═════ PROVIDED RECORDS
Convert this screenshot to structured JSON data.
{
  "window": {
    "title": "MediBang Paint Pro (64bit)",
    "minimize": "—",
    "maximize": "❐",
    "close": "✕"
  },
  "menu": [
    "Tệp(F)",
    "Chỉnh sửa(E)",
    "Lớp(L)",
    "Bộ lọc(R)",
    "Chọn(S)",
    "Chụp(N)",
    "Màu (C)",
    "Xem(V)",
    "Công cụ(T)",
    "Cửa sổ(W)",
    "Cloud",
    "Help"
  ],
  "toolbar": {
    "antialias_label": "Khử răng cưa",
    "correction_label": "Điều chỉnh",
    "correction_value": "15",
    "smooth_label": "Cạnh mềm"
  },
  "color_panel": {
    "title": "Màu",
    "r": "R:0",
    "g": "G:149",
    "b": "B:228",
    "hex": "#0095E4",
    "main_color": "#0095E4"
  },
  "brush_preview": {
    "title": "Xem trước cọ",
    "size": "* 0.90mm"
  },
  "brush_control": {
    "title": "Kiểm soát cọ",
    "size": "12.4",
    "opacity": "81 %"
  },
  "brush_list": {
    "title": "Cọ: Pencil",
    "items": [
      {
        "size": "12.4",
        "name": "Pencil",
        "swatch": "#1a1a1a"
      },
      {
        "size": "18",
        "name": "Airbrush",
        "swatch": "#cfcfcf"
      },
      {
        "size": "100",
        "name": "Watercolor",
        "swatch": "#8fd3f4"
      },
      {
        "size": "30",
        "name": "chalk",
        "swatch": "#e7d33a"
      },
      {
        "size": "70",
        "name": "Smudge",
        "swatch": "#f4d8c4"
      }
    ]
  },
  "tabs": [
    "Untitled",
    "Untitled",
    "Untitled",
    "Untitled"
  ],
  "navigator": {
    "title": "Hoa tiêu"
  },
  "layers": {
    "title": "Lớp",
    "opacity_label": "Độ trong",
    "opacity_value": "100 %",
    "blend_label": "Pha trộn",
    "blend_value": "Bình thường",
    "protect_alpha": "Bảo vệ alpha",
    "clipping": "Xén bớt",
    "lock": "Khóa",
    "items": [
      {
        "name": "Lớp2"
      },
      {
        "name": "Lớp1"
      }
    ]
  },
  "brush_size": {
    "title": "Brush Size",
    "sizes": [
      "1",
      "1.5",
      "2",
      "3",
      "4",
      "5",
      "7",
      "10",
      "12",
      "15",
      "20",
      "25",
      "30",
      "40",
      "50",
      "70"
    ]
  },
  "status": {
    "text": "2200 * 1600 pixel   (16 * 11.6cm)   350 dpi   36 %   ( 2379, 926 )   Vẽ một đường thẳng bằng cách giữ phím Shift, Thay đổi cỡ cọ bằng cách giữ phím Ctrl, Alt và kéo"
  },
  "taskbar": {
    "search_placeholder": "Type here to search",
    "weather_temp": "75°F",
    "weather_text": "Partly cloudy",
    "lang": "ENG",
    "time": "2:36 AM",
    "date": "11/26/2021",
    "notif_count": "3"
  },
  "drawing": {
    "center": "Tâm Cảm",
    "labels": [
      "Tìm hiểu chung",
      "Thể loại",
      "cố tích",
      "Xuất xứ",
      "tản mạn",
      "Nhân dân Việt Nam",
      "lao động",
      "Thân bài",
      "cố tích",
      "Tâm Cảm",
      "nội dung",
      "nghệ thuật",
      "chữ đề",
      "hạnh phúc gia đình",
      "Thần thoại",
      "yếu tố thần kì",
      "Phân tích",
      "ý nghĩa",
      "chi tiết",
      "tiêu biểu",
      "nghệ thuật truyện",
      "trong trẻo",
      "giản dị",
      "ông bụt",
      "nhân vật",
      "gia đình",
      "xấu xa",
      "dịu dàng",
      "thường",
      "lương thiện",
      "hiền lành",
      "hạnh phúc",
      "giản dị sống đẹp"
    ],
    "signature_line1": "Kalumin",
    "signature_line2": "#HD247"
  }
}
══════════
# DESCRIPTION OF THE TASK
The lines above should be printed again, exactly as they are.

# WRITTEN RESPONSE
Convert this screenshot to structured JSON data.
{
  "window": {
    "title": "MediBang Paint Pro (64bit)",
    "minimize": "—",
    "maximize": "❐",
    "close": "✕"
  },
  "menu": [
    "Tệp(F)",
    "Chỉnh sửa(E)",
    "Lớp(L)",
    "Bộ lọc(R)",
    "Chọn(S)",
    "Chụp(N)",
    "Màu (C)",
    "Xem(V)",
    "Công cụ(T)",
    "Cửa sổ(W)",
    "Cloud",
    "Help"
  ],
  "toolbar": {
    "antialias_label": "Khử răng cưa",
    "correction_label": "Điều chỉnh",
    "correction_value": "15",
    "smooth_label": "Cạnh mềm"
  },
  "color_panel": {
    "title": "Màu",
    "r": "R:0",
    "g": "G:149",
    "b": "B:228",
    "hex": "#0095E4",
    "main_color": "#0095E4"
  },
  "brush_preview": {
    "title": "Xem trước cọ",
    "size": "* 0.90mm"
  },
  "brush_control": {
    "title": "Kiểm soát cọ",
    "size": "12.4",
    "opacity": "81 %"
  },
  "brush_list": {
    "title": "Cọ: Pencil",
    "items": [
      {
        "size": "12.4",
        "name": "Pencil",
        "swatch": "#1a1a1a"
      },
      {
        "size": "18",
        "name": "Airbrush",
        "swatch": "#cfcfcf"
      },
      {
        "size": "100",
        "name": "Watercolor",
        "swatch": "#8fd3f4"
      },
      {
        "size": "30",
        "name": "chalk",
        "swatch": "#e7d33a"
      },
      {
        "size": "70",
        "name": "Smudge",
        "swatch": "#f4d8c4"
      }
    ]
  },
  "tabs": [
    "Untitled",
    "Untitled",
    "Untitled",
    "Untitled"
  ],
  "navigator": {
    "title": "Hoa tiêu"
  },
  "layers": {
    "title": "Lớp",
    "opacity_label": "Độ trong",
    "opacity_value": "100 %",
    "blend_label": "Pha trộn",
    "blend_value": "Bình thường",
    "protect_alpha": "Bảo vệ alpha",
    "clipping": "Xén bớt",
    "lock": "Khóa",
    "items": [
      {
        "name": "Lớp2"
      },
      {
        "name": "Lớp1"
      }
    ]
  },
  "brush_size": {
    "title": "Brush Size",
    "sizes": [
      "1",
      "1.5",
      "2",
      "3",
      "4",
      "5",
      "7",
      "10",
      "12",
      "15",
      "20",
      "25",
      "30",
      "40",
      "50",
      "70"
    ]
  },
  "status": {
    "text": "2200 * 1600 pixel   (16 * 11.6cm)   350 dpi   36 %   ( 2379, 926 )   Vẽ một đường thẳng bằng cách giữ phím Shift, Thay đổi cỡ cọ bằng cách giữ phím Ctrl, Alt và kéo"
  },
  "taskbar": {
    "search_placeholder": "Type here to search",
    "weather_temp": "75°F",
    "weather_text": "Partly cloudy",
    "lang": "ENG",
    "time": "2:36 AM",
    "date": "11/26/2021",
    "notif_count": "3"
  },
  "drawing": {
    "center": "Tâm Cảm",
    "labels": [
      "Tìm hiểu chung",
      "Thể loại",
      "cố tích",
      "Xuất xứ",
      "tản mạn",
      "Nhân dân Việt Nam",
      "lao động",
      "Thân bài",
      "cố tích",
      "Tâm Cảm",
      "nội dung",
      "nghệ thuật",
      "chữ đề",
      "hạnh phúc gia đình",
      "Thần thoại",
      "yếu tố thần kì",
      "Phân tích",
      "ý nghĩa",
      "chi tiết",
      "tiêu biểu",
      "nghệ thuật truyện",
      "trong trẻo",
      "giản dị",
      "ông bụt",
      "nhân vật",
      "gia đình",
      "xấu xa",
      "dịu dàng",
      "thường",
      "lương thiện",
      "hiền lành",
      "hạnh phúc",
      "giản dị sống đẹp"
    ],
    "signature_line1": "Kalumin",
    "signature_line2": "#HD247"
  }
}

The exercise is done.